:: What you will do ::
Reproduce word for word every line of the entries below, from the line containing "What data populates" through the final line, and nothing else.

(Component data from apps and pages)
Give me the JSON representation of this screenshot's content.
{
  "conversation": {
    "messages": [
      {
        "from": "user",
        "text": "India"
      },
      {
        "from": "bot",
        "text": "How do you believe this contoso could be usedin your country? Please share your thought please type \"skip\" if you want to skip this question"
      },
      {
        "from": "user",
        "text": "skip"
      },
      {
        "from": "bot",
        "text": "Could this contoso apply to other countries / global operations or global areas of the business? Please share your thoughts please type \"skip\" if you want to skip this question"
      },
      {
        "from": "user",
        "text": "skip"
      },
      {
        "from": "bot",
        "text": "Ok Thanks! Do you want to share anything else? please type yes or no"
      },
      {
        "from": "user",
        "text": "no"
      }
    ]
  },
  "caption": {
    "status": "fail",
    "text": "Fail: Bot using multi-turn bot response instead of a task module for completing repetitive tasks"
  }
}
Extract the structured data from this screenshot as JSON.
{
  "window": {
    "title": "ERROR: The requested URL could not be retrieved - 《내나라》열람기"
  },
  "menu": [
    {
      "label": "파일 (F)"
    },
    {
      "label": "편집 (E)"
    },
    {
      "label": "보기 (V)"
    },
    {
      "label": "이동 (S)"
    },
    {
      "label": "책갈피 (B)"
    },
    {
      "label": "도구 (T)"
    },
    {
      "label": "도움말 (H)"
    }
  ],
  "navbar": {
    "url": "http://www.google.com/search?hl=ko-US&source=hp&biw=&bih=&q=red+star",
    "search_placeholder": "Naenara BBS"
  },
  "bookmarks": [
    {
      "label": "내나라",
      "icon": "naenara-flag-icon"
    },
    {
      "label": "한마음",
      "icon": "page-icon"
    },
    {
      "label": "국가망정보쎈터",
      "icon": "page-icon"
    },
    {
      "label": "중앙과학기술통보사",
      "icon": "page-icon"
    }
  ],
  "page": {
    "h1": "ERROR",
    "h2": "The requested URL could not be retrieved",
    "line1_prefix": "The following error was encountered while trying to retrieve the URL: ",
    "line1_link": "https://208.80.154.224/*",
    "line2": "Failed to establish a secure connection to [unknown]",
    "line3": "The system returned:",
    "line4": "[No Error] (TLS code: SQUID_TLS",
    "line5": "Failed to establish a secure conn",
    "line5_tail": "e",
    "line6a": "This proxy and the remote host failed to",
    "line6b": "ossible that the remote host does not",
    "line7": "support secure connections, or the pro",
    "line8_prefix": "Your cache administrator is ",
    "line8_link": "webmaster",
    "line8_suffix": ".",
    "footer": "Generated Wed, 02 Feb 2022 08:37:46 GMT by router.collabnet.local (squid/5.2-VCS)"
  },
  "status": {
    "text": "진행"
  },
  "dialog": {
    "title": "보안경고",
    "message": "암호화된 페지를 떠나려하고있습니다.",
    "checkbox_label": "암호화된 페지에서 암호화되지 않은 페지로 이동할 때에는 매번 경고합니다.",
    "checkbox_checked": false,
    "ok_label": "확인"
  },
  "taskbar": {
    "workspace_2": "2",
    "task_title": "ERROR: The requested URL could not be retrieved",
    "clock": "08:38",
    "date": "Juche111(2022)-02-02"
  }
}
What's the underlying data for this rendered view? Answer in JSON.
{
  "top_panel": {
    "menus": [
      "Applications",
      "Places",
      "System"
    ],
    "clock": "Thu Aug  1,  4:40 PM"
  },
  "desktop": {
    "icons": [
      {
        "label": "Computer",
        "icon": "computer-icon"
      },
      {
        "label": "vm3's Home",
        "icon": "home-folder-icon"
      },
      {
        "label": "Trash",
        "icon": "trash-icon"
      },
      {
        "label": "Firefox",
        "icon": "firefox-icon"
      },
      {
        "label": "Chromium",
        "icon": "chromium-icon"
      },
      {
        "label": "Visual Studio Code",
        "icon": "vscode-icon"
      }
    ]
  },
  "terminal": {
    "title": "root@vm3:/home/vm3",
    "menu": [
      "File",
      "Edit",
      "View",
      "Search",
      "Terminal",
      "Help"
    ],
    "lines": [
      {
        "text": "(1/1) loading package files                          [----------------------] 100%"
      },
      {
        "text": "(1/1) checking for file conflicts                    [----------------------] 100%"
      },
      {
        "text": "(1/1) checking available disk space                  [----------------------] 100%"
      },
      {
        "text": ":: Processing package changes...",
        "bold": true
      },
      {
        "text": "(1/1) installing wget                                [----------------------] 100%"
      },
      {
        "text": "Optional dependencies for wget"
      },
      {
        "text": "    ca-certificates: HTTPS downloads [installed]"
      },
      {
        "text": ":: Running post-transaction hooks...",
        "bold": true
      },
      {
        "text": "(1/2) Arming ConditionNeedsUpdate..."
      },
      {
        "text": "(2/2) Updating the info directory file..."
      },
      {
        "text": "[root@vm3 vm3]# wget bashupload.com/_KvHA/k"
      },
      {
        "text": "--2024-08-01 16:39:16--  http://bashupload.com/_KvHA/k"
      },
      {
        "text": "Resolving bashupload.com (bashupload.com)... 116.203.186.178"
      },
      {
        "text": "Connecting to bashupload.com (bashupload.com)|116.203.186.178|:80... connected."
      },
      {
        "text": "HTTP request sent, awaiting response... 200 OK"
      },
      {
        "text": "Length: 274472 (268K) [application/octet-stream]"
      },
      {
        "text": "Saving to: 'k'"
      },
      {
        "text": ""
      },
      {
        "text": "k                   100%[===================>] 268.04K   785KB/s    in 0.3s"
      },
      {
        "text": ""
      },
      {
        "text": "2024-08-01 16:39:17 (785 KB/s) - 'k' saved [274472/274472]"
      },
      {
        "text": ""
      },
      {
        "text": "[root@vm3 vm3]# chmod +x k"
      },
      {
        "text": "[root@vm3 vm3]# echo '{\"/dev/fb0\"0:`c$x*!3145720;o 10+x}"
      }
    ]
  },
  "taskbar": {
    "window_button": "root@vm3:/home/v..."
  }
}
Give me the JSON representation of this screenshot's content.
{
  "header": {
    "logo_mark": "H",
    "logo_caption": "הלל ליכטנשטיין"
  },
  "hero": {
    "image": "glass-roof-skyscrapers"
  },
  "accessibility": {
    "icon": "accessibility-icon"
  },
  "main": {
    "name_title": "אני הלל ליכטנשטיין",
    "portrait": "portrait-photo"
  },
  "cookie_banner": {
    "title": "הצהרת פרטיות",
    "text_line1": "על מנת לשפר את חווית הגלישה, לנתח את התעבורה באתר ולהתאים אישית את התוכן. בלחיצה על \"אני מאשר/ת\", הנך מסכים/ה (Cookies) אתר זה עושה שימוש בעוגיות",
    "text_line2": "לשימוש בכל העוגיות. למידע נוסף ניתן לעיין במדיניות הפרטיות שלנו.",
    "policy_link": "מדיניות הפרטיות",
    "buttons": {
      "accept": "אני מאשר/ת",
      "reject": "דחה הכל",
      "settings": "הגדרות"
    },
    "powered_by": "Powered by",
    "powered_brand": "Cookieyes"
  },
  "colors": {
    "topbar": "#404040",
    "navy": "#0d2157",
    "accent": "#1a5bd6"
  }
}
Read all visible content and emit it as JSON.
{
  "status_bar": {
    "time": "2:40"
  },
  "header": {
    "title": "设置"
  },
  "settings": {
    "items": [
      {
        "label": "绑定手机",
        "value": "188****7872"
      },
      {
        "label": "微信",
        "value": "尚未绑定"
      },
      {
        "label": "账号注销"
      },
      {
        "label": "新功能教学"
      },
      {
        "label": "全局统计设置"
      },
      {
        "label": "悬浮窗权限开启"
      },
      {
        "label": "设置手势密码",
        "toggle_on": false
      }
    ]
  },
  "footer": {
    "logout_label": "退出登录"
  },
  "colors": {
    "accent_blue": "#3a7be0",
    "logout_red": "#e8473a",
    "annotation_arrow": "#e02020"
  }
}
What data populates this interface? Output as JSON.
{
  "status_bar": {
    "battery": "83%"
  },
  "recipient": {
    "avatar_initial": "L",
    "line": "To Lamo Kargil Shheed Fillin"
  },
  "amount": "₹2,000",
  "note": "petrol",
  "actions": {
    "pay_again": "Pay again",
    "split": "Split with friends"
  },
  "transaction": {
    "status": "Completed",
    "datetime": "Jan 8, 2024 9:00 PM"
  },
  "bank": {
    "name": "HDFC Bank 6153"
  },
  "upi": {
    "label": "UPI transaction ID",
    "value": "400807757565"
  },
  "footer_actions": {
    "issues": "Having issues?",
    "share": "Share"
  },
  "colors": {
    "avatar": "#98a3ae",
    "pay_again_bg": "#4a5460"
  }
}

:: Your solution ::
What data populates this interface? Output as JSON.
{
  "status_bar": {
    "battery": "83%"
  },
  "recipient": {
    "avatar_initial": "L",
    "line": "To Lamo Kargil Shheed Fillin"
  },
  "amount": "₹2,000",
  "note": "petrol",
  "actions": {
    "pay_again": "Pay again",
    "split": "Split with friends"
  },
  "transaction": {
    "status": "Completed",
    "datetime": "Jan 8, 2024 9:00 PM"
  },
  "bank": {
    "name": "HDFC Bank 6153"
  },
  "upi": {
    "label": "UPI transaction ID",
    "value": "400807757565"
  },
  "footer_actions": {
    "issues": "Having issues?",
    "share": "Share"
  },
  "colors": {
    "avatar": "#98a3ae",
    "pay_again_bg": "#4a5460"
  }
}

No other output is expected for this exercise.